_Activity_: Copy each line of the material in which the word "Informações" appears.
**** Material for the task ****
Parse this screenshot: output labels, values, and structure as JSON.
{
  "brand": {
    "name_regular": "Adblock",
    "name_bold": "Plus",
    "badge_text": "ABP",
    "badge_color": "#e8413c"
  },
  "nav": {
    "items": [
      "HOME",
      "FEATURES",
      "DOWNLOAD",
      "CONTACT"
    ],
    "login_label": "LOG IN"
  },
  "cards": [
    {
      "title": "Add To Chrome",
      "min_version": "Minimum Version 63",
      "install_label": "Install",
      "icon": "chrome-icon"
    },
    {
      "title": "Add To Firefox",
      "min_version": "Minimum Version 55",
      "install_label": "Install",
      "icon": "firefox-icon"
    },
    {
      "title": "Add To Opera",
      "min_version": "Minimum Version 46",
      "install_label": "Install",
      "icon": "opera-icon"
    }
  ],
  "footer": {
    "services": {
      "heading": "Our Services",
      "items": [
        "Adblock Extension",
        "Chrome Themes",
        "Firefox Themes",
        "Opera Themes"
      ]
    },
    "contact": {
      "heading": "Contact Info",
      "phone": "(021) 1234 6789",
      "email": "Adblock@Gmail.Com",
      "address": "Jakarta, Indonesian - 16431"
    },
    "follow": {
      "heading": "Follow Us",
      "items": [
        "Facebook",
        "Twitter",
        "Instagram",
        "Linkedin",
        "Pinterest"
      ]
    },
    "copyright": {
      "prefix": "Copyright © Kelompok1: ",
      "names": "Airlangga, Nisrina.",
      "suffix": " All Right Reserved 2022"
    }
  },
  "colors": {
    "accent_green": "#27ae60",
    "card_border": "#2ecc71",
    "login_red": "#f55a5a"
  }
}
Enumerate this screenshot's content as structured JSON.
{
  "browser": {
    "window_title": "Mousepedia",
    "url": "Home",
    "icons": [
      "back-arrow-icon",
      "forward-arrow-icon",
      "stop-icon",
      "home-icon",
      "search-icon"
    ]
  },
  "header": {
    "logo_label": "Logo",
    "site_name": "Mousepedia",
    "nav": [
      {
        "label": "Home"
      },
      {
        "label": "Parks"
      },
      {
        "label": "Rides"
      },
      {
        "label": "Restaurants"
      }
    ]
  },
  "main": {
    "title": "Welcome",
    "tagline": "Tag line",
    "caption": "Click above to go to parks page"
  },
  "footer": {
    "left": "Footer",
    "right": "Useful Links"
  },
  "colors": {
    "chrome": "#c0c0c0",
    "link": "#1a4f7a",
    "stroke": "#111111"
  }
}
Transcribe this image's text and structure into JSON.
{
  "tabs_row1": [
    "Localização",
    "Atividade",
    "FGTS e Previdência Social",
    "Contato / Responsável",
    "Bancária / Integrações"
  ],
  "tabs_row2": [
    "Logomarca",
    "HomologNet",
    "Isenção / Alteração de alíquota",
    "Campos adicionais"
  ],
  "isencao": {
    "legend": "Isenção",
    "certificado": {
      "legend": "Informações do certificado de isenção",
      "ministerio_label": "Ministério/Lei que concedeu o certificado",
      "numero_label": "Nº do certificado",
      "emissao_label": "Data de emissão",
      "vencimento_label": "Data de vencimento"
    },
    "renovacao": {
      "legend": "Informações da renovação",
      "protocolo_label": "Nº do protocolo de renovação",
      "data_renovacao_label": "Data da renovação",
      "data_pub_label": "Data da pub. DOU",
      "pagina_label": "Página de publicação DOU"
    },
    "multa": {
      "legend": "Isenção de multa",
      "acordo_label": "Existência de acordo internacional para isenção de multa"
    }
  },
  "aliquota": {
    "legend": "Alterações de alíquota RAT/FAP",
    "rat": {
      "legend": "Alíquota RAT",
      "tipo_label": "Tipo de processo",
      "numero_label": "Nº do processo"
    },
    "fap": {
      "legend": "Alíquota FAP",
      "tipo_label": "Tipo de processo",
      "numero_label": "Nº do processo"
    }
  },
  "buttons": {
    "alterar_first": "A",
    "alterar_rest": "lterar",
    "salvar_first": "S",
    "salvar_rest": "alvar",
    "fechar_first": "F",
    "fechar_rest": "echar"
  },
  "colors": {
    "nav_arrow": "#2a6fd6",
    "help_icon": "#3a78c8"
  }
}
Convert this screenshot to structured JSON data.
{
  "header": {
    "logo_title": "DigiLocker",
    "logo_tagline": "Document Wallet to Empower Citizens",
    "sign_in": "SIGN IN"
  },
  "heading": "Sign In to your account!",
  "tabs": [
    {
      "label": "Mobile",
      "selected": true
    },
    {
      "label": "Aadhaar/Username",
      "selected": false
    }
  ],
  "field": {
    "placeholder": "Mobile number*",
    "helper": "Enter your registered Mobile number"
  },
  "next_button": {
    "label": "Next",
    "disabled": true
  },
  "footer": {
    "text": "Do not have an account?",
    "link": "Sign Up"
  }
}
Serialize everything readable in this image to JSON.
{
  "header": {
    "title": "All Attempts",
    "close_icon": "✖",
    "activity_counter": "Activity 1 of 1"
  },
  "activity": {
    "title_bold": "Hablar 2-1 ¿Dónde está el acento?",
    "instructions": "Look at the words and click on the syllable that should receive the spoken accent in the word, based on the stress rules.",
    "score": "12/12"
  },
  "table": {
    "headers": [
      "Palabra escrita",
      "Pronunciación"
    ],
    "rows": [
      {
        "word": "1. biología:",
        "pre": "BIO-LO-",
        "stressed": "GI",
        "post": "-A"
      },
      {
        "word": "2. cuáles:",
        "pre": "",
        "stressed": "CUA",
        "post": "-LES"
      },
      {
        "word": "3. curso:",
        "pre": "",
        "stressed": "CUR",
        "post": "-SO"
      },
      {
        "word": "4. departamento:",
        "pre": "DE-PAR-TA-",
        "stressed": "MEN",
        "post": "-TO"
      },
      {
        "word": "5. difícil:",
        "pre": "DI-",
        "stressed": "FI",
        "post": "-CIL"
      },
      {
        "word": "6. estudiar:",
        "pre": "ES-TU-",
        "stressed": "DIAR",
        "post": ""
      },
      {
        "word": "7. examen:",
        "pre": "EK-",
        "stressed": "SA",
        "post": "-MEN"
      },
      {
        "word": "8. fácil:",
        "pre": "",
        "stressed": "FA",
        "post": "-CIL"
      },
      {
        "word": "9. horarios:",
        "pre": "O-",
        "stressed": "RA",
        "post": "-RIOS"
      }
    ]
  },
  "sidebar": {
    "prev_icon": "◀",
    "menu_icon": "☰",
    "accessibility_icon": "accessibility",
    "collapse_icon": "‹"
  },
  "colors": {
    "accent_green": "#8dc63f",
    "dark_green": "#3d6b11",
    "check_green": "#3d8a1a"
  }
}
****
_Solution to this exercise_:
      "legend": "Informações do certificado de isenção",
      "legend": "Informações da renovação",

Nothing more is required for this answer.